START PROVIDED RECORDS

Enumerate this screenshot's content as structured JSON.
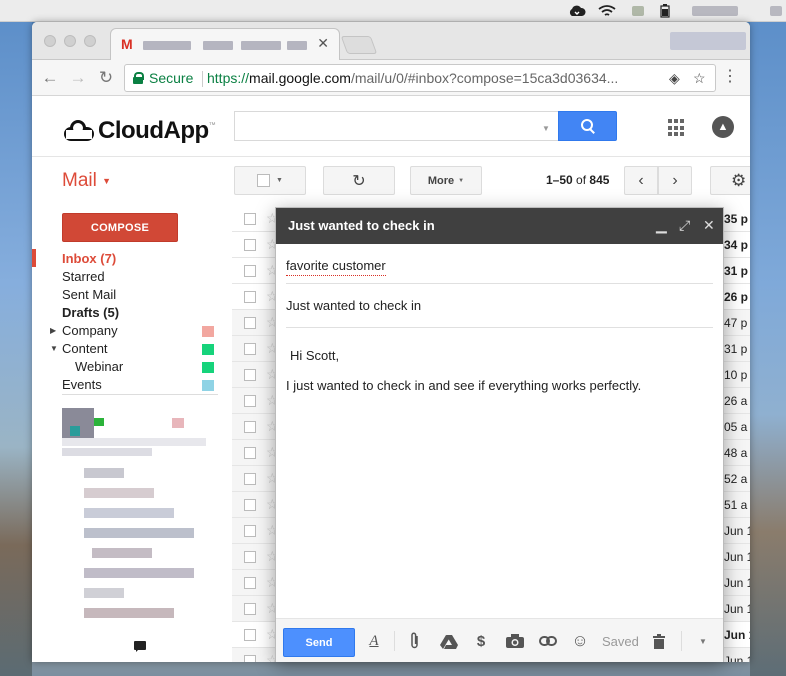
{
  "browser": {
    "tab_title_icon": "M",
    "secure_label": "Secure",
    "url_scheme": "https://",
    "url_host": "mail.google.com",
    "url_path": "/mail/u/0/#inbox?compose=15ca3d03634..."
  },
  "header": {
    "logo_text": "CloudApp",
    "logo_tm": "™",
    "search_placeholder": ""
  },
  "toolbar": {
    "mail_label": "Mail",
    "more_label": "More",
    "pager_range": "1–50",
    "pager_of": "of",
    "pager_total": "845"
  },
  "sidebar": {
    "compose_label": "COMPOSE",
    "items": [
      {
        "label": "Inbox (7)"
      },
      {
        "label": "Starred"
      },
      {
        "label": "Sent Mail"
      },
      {
        "label": "Drafts (5)"
      },
      {
        "label": "Company",
        "color": "#f2a7a0"
      },
      {
        "label": "Content",
        "color": "#16d37b"
      },
      {
        "label": "Webinar",
        "color": "#16d37b"
      },
      {
        "label": "Events",
        "color": "#8fd3e5"
      }
    ]
  },
  "messages": {
    "times": [
      "35 p",
      "34 p",
      "31 p",
      "26 p",
      "47 p",
      "31 p",
      "10 p",
      "26 a",
      "05 a",
      "48 a",
      "52 a",
      "51 a",
      "Jun 1",
      "Jun 1",
      "Jun 1",
      "Jun 1",
      "Jun 1",
      "Jun 1"
    ],
    "unread": [
      true,
      true,
      true,
      true,
      false,
      false,
      false,
      false,
      false,
      false,
      false,
      false,
      false,
      false,
      false,
      false,
      true,
      false
    ]
  },
  "compose": {
    "title": "Just wanted to check in",
    "to": "favorite customer",
    "subject": "Just wanted to check in",
    "greeting": "Hi Scott,",
    "body": "I just wanted to check in and see if everything works perfectly.",
    "send_label": "Send",
    "saved_label": "Saved",
    "format_glyph": "A"
  },
  "colors": {
    "compose_red": "#d14836",
    "send_blue": "#4d90fe",
    "mail_red": "#dd4b39",
    "secure_green": "#0b8043"
  }
}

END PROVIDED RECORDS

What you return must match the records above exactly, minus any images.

Enumerate this screenshot's content as structured JSON.
{
  "browser": {
    "tab_title_icon": "M",
    "secure_label": "Secure",
    "url_scheme": "https://",
    "url_host": "mail.google.com",
    "url_path": "/mail/u/0/#inbox?compose=15ca3d03634..."
  },
  "header": {
    "logo_text": "CloudApp",
    "logo_tm": "™",
    "search_placeholder": ""
  },
  "toolbar": {
    "mail_label": "Mail",
    "more_label": "More",
    "pager_range": "1–50",
    "pager_of": "of",
    "pager_total": "845"
  },
  "sidebar": {
    "compose_label": "COMPOSE",
    "items": [
      {
        "label": "Inbox (7)"
      },
      {
        "label": "Starred"
      },
      {
        "label": "Sent Mail"
      },
      {
        "label": "Drafts (5)"
      },
      {
        "label": "Company",
        "color": "#f2a7a0"
      },
      {
        "label": "Content",
        "color": "#16d37b"
      },
      {
        "label": "Webinar",
        "color": "#16d37b"
      },
      {
        "label": "Events",
        "color": "#8fd3e5"
      }
    ]
  },
  "messages": {
    "times": [
      "35 p",
      "34 p",
      "31 p",
      "26 p",
      "47 p",
      "31 p",
      "10 p",
      "26 a",
      "05 a",
      "48 a",
      "52 a",
      "51 a",
      "Jun 1",
      "Jun 1",
      "Jun 1",
      "Jun 1",
      "Jun 1",
      "Jun 1"
    ],
    "unread": [
      true,
      true,
      true,
      true,
      false,
      false,
      false,
      false,
      false,
      false,
      false,
      false,
      false,
      false,
      false,
      false,
      true,
      false
    ]
  },
  "compose": {
    "title": "Just wanted to check in",
    "to": "favorite customer",
    "subject": "Just wanted to check in",
    "greeting": "Hi Scott,",
    "body": "I just wanted to check in and see if everything works perfectly.",
    "send_label": "Send",
    "saved_label": "Saved",
    "format_glyph": "A"
  },
  "colors": {
    "compose_red": "#d14836",
    "send_blue": "#4d90fe",
    "mail_red": "#dd4b39",
    "secure_green": "#0b8043"
  }
}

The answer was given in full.